The latest analysis of a long-running early-childhood-education program for children of low-income families in Chicago suggests economic payoffs from such services that continue well into adulthood.
Researchers looking at data from the study, which is now more than 20 years old, say that for every dollar spent on children who attended the Chicago Child Parent Centers, almost $10 is returned by age 25 in either benefits to society—such as savings on remediation in school and on the criminal-justice system—or to the participant, in the form of higher earnings.
“The study is significant, given it is the only one of a sustained public school program and one of the very few which go into adulthood,” Arthur J. Reynolds, a child-development professor at the University of Minnesota-Twin Cities and the lead researcher on the project, said in an e-mail.
He added that the benefits are probably underestimated because he has found some unexpected outcomes, such as participants’ being more likely than those in the comparison group to hold private health insurance and less likely to have mental-health problems. (“Chicago Data Bolster Case for Early-Childhood Programs,” August 15, 2007.)
But some experts caution that the children served by the Chicago program and similar efforts were very disadvantaged, and that providing such services to middle-class families in universal preschool programs are unlikely to result in the same return on investment.
“The biggest argument against the Chicago economic data is that it is still largely a ‘boutique’ program that cost more and provided more services than most current universal and preschool programs,” said Lisa Snell, the director of education and child welfare at the Los Angeles-based Reason Foundation, a free-market-oriented think tank. “It is hard to imagine that current programs will have the same kinds of economic payoffs as the Chicago program.”
The conclusions were presented late last month at a meeting in San Francisco of the Society for Prevention Research, based in Fairfax, Va.

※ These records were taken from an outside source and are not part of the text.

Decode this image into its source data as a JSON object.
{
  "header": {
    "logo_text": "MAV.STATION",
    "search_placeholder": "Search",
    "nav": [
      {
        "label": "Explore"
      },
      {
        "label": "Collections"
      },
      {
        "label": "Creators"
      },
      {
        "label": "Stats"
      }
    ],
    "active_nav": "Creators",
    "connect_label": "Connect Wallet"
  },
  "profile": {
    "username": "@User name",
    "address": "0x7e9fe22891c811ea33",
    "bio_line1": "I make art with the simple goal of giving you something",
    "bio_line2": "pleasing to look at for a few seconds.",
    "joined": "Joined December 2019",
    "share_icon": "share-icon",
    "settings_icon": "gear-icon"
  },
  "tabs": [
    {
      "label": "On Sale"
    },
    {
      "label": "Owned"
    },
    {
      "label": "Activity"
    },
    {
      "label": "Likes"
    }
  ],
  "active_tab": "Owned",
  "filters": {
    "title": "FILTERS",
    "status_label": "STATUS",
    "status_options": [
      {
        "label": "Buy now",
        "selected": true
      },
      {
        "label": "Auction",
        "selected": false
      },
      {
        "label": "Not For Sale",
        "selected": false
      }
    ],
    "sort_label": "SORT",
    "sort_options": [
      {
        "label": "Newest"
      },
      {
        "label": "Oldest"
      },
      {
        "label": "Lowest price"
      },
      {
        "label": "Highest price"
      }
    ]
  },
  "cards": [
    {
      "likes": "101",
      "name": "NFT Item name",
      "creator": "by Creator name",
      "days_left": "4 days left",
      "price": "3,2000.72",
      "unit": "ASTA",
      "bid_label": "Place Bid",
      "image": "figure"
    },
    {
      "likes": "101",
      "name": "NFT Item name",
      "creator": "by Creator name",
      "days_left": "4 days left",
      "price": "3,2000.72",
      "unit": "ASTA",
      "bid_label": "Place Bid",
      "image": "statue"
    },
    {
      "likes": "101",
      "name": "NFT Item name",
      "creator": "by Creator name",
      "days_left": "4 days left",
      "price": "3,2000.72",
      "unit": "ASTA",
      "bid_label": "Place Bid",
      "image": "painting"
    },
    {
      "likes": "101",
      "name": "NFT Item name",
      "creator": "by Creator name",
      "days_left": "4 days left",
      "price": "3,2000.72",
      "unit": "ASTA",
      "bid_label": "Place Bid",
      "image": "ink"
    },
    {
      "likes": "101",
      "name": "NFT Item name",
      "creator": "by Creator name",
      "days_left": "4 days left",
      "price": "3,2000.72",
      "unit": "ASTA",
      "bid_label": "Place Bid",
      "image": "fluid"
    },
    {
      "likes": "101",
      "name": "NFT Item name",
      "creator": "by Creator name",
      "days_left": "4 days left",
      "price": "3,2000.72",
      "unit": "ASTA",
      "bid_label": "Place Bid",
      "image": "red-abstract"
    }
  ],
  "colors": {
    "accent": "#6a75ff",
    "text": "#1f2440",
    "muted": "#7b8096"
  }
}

The Chicago Longitudinal Study originally included 1,539 children from low-income African-American and Hispanic families who began in the early-education program run by the Chicago school system at 25 sites in either 1985 or 1986.
The Chicago program began in 1967 at sites in or near elementary schools. Similar to the federal Head Start program, the Child-Parent Centers provide comprehensive education, health, and family-support services to children ages 3 to 9.
Unlike in Head Start, all the teachers in the program have bachelor’s degrees and are paid at the same level as K-12 teachers.
In addition, parents are expected to participate in the classroom—a component that distinguishes the Chicago program from other early-intervention initiatives—and the children in the study received home visits from a “school-community representative.”
“The parents were expected to get involved, and there were 30 different ways [for parents to participate], so nobody said no,” Mr. Reynolds said.
While the study was not designed as a true randomized trial, a comparison group including children who were matched to the participants on socioeconomic factors and demographic variables, wsuch as family size and parents’ employment status, has been used to track the effectiveness of the intervention. Children in the comparison group took part in other early-childhood programs, such as Head Start, or full-day kindergarten.
Last year, Mr. Reynolds released findings in the Archives of Pediatrics and Adolescent Medicine, a monthly journal, based on study of participants at age 24. Those findings showed that the adults had acquired more education and were less likely to commit crimes than those who had not received the same level of service.
A Body of Evidence
Because of its evidence of lasting positive effects, such as lower special education costs and less welfare dependency, Mr. Reynolds’ study on the Chicago program is often used as one of three long-running research projects to argue for public spending on early-childhood education. The other two are the High/Scope Perry Preschool study, which ran in Ypsilanti, Mich., outside Detroit from 1962 to 1967, and the Carolina Abecedarian Project, in Chapel Hill, N.C., which provided services from birth through age 5 to 112 children from low-income families born between 1972 and 1977.
The Chicago study stands out, however, because it is not a demonstration program as are the others. It has been operated by a public school system and thus is likely more “generalizable to other similar and contemporary locations and contexts,” Albert Wat, a state-policy analyst at the Washington-based advocacy group Pre-K Now, wrote last year in the report “Dollars and Sense: A Review of Economic Analyses of Pre-K.”
The Chicago program “demonstrates that public schools can effectively implement high-quality pre-K programs that produce long-term positive gains,” he wrote.
Still, Mr. Reynolds concludes that the newest “evidence strengthens the findings of a high return on investment of public programs, if they follow the key principles of effectiveness.”
Mr. Reynolds’ new analysis, which will be released in a research paper later this year, also provides a comparison of the economic benefits of various types of preschool programs.
It uses an average of all the cost-benefit studies that have been conducted on other popular policies, such as full-day kindergarten, class-size reduction, and the federal Women, Infants, and Children, or wic, nutrition program.
The comparison shows that preschool programs have by far the highest return, $6.02 for every $1 spent, compared with $2.47 for small classes, $3.07 for wic, and nothing for full-day kindergarten.
A version of this article appeared in the June 11, 2008 edition of Education Week as Pre-K Offers Economic Value Into Adulthood, Study Finds